Everything inside is the same as last week, which means there’s the chance to get more of that wonderful Will Simpson art in Judge Dredd: Desperadlands, along with more dragon-killing action in Sláine, more Durham Red, more Proteus Vex, and a glimpse into the troubled past of Barbara in Hershey: The Brutal.
2000 AD Prog 2215 is out on 21 January, you can find it in all good newsagents, comic shops and digital stores. Support your comic shops, they’re still there, you can still give them your cash and right now they really need it.
JUDGE DREDD: DESPERADLANDS – PART 3 – Mike Carroll, William Simpson, letters by Annie Parkhouse
Three parts into ‘Desperadlands’ and things are unfolding, with Dredd and ex-Judge Meekins captured and in a hell of a lot of trouble and us discovering exactly what the complex relationship between Meekins, MC-1 most wanted Syan Hegedos, and the eight-year-old Cadet, Odessa, that Hegedos kidnapped from a hot-dog run.
Like I said last week, it’s something that Carroll’s been laying the groundwork for in past Dredd stories, something you don’t necessarily need to know about but also something that adds a lot to the richness of the storytelling.
Odessa was ripped from her mother at birth and taken straight into the Justice Department – and we all know just what a bang-up job of parenting those Judges do. Here, she’s a simple pawn, but it could well be that Carroll’s got more plans for her particularly difficult childhood in the future.
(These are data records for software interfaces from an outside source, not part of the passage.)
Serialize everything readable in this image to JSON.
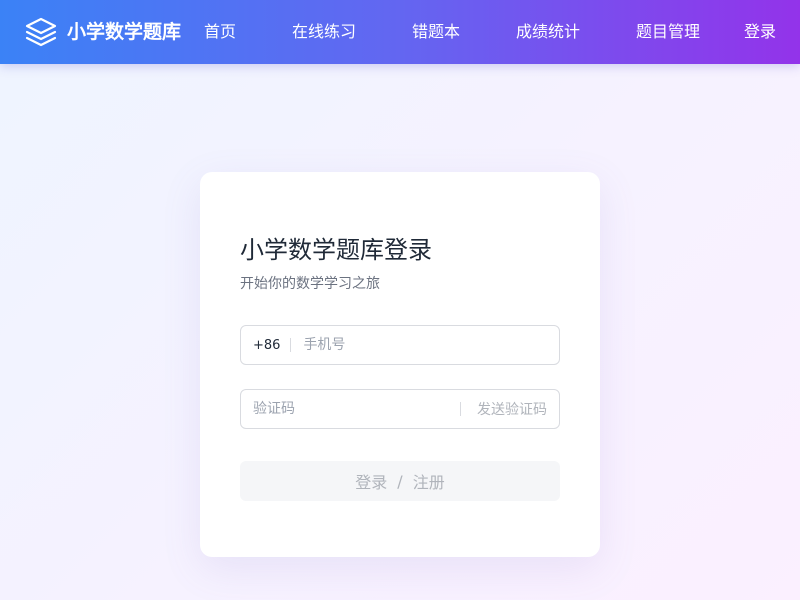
{
  "navbar": {
    "brand_icon": "layers-icon",
    "brand_name": "小学数学题库",
    "items": [
      {
        "label": "首页"
      },
      {
        "label": "在线练习"
      },
      {
        "label": "错题本"
      },
      {
        "label": "成绩统计"
      },
      {
        "label": "题目管理"
      }
    ],
    "login_label": "登录"
  },
  "login_card": {
    "title": "小学数学题库登录",
    "subtitle": "开始你的数学学习之旅",
    "phone": {
      "prefix": "+86",
      "value": "",
      "placeholder": "手机号"
    },
    "code": {
      "value": "",
      "placeholder": "验证码",
      "send_label": "发送验证码"
    },
    "submit": {
      "login_label": "登录",
      "separator": "/",
      "register_label": "注册"
    }
  },
  "colors": {
    "nav_gradient_start": "#3b82f6",
    "nav_gradient_end": "#9333ea",
    "disabled_text": "#b0b4bb"
  }
}
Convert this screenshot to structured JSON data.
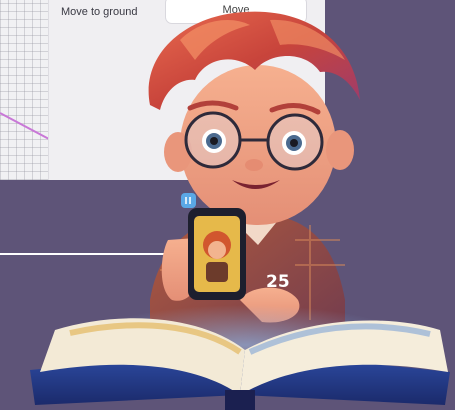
{
  "editor": {
    "move_to_ground_label": "Move to ground",
    "move_button_label": "Move"
  },
  "illustration": {
    "page_number": "25"
  },
  "colors": {
    "background": "#5e5478",
    "panel": "#f0eff2",
    "accent_pink": "#c978d7"
  },
  "icons": [
    "phone-app-icon"
  ]
}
All part of the fun of seeing different writers laying claim to different bits of Dredd.
And of course, ‘Desperadlands’ sees Will Simpson doing grand things artistically, including giving us a cheeky glimpse at Dredd’s socks – red and white strips, how’d have thought?
DURHAM RED: SERVED COLD – PART 4 – Alec Worley, Ben Willsher, letters by Jim Campbell
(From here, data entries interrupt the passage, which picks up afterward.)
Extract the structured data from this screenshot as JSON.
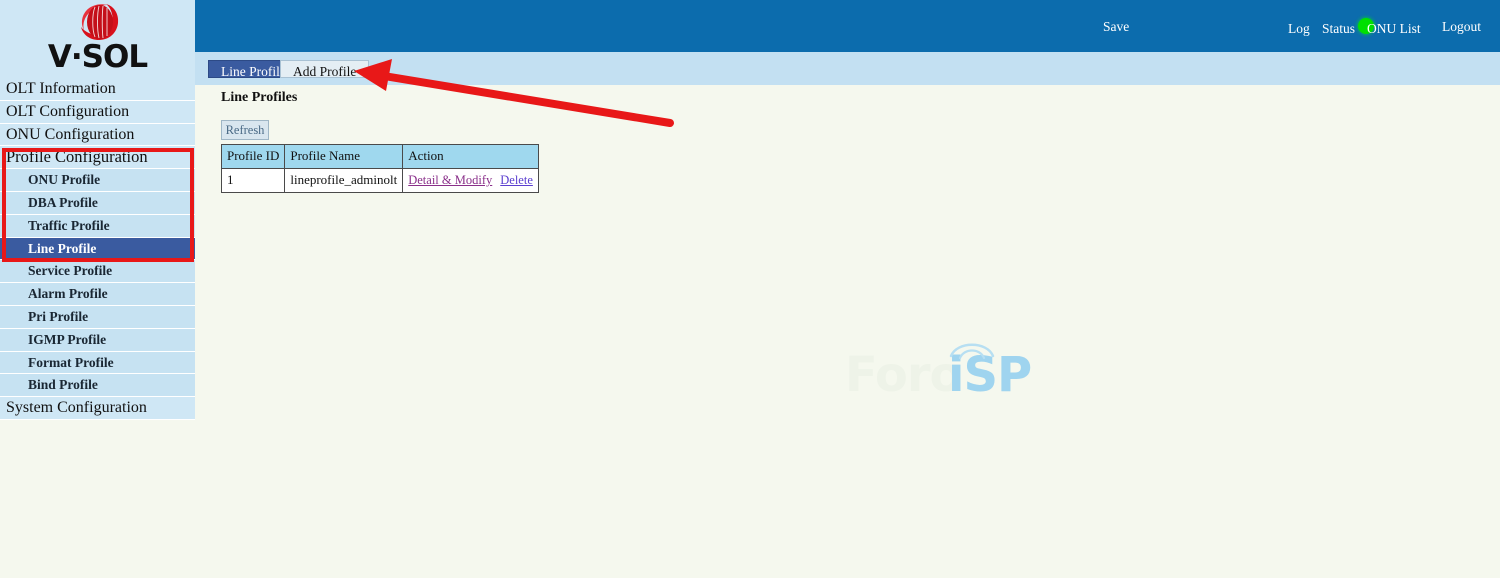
{
  "brand": {
    "logo_icon": "vsol-sphere-logo-icon",
    "wordmark": "V·SOL"
  },
  "header": {
    "save_label": "Save",
    "indicator_icon": "status-green-dot-icon",
    "indicator_color": "#00e000",
    "log_label": "Log",
    "status_label": "Status",
    "onu_list_label": "ONU List",
    "logout_label": "Logout",
    "background_color": "#0c6cad"
  },
  "sidebar": {
    "items": [
      {
        "label": "OLT Information",
        "level": "top",
        "active": false
      },
      {
        "label": "OLT Configuration",
        "level": "top",
        "active": false
      },
      {
        "label": "ONU Configuration",
        "level": "top",
        "active": false
      },
      {
        "label": "Profile Configuration",
        "level": "group",
        "active": false
      },
      {
        "label": "ONU Profile",
        "level": "sub",
        "active": false
      },
      {
        "label": "DBA Profile",
        "level": "sub",
        "active": false
      },
      {
        "label": "Traffic Profile",
        "level": "sub",
        "active": false
      },
      {
        "label": "Line Profile",
        "level": "sub",
        "active": true
      },
      {
        "label": "Service Profile",
        "level": "sub",
        "active": false
      },
      {
        "label": "Alarm Profile",
        "level": "sub",
        "active": false
      },
      {
        "label": "Pri Profile",
        "level": "sub",
        "active": false
      },
      {
        "label": "IGMP Profile",
        "level": "sub",
        "active": false
      },
      {
        "label": "Format Profile",
        "level": "sub",
        "active": false
      },
      {
        "label": "Bind Profile",
        "level": "sub",
        "active": false
      },
      {
        "label": "System Configuration",
        "level": "top",
        "active": false
      }
    ]
  },
  "tabs": [
    {
      "label": "Line Profile",
      "active": true
    },
    {
      "label": "Add Profile",
      "active": false
    }
  ],
  "main": {
    "page_title": "Line Profiles",
    "refresh_label": "Refresh",
    "table": {
      "columns": [
        "Profile ID",
        "Profile Name",
        "Action"
      ],
      "rows": [
        {
          "profile_id": "1",
          "profile_name": "lineprofile_adminolt",
          "detail_label": "Detail & Modify",
          "delete_label": "Delete"
        }
      ]
    }
  },
  "watermark": {
    "text_light": "Foro",
    "text_blue": "iSP",
    "arc_icon": "wifi-signal-arc-icon",
    "blue_color": "#9fd4ef"
  },
  "annotations": {
    "highlight_box_color": "#e81818",
    "arrow_color": "#e81818",
    "arrow_target": "Add Profile",
    "box_target": "Profile Configuration menu group"
  }
}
Four episodes in and this one really is just going to be one of those strips that just does a simple thing and gets it done very well, just Durham Red trapped in a backwater, Danny Glover as the sheriff, hostiles outside and blasting their way in. Yes, it’s a simple cowboy thing going on, with a good old bit of Durham attitude…
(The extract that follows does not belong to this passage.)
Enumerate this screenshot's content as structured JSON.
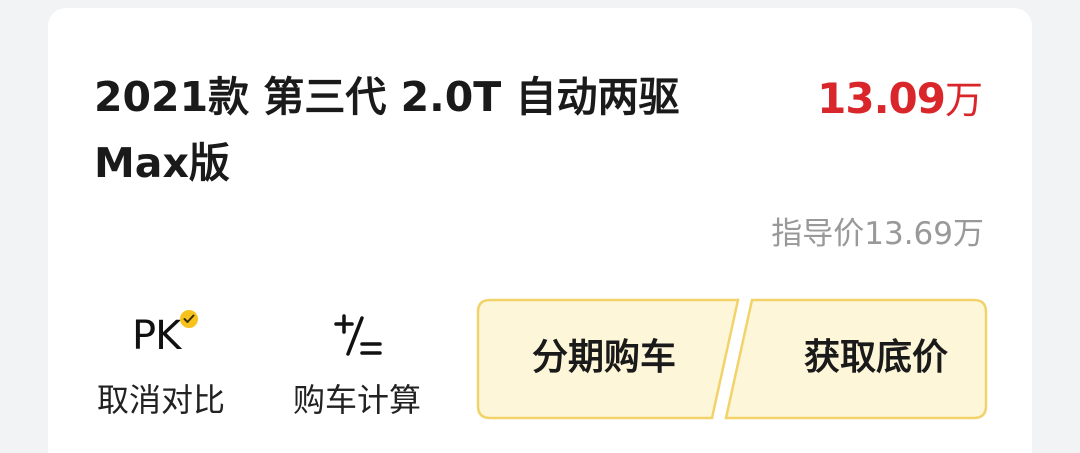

And once you just go with that, all of it works so much better than when I was looking for a little more depth. After all, sometimes you get complex, multi-layered strips in 2000 AD, sometimes you just get to enjoy a good old fashioned bit of Western action. Of course, with Ben Willsher’s artwork, enjoying the action is a way easier, lots of smooth, clean linework, inventive layouts, all of it giving you a really simple, really fun read. Sometimes that’s all it is and that’s just fine.
SLÁINE: DRAGONTAMER – PART 4 – Pat Mills, Leonardo Manco, letters by Annie Parkhouse
Last time, Slaine took down one dragon. This time, there’s a whole dragon squadron to face down. All of which means there’s more dragons for Leonardo Manco to draw, more action for him to draw… and that’s really what this Sláine is all about for me.
In between the dragons and a little more Sláine going full Sláine on them all, there’s time for a little druid stuff and then a little more Sláine being Sláine. Seriously, it’s something like the greatest hits of Sláine here.
PROTEUS VEX: THE SHADOW CHANCELLOR – PART 4 – Michael Carroll, Jake Lynch, colours by Jim Boswell, letters by Simon Bowland
After a bit of a thrilling rescue against the Silent last episode, here Imperium agent Proteus Vex and companion Midnight Indicating Shame are doing a bit of mopping up and debriefing with the other Imperium agents.
Again, building and building towards something, we’re just not really seeing what the something is quite yet. But it’s full of wonderfully different moments, Carroll’s tale giving us all the alienness you want to see in something like this.
And in Jake Lynch, he’s found another artist so capable of making it look so good yet always slightly off-kilter, his shapes all extended and lithe, all the angles and views just off enough. And there’s some wonderfully flowing panel sequencing going on all the way through this episode.
HERSHEY: THE BRUTAL – PART 4 – Rob Williams, Simon Fraser, letters by Simon Bowland
Another forward and back episode, with poor old Dirty Frank going through his boxing duties all to get Hershey in with the cartels so she can get her retribution for the ills she caused through Smiley, but broken up with some gorgeously coloured pages of Hershey at age five, a fresh-faced entrant to the Academy of Law.
The to and fro works so well, the contrast between Hershey’s predicament and pain now with the pain of the Academy highlighted so beautifully by Fraser’s tonal work. And there’s even just a moment of levity, as Frank reverts to the man of old for just a moment before the inevitable happens and poor Frank loses once more.
Hershey though, well I imagine it’s all part of Hershey’s brutal plan. A plan where no one, not Frank, not the cartel, and definitely not Hershey are going to get out unscathed.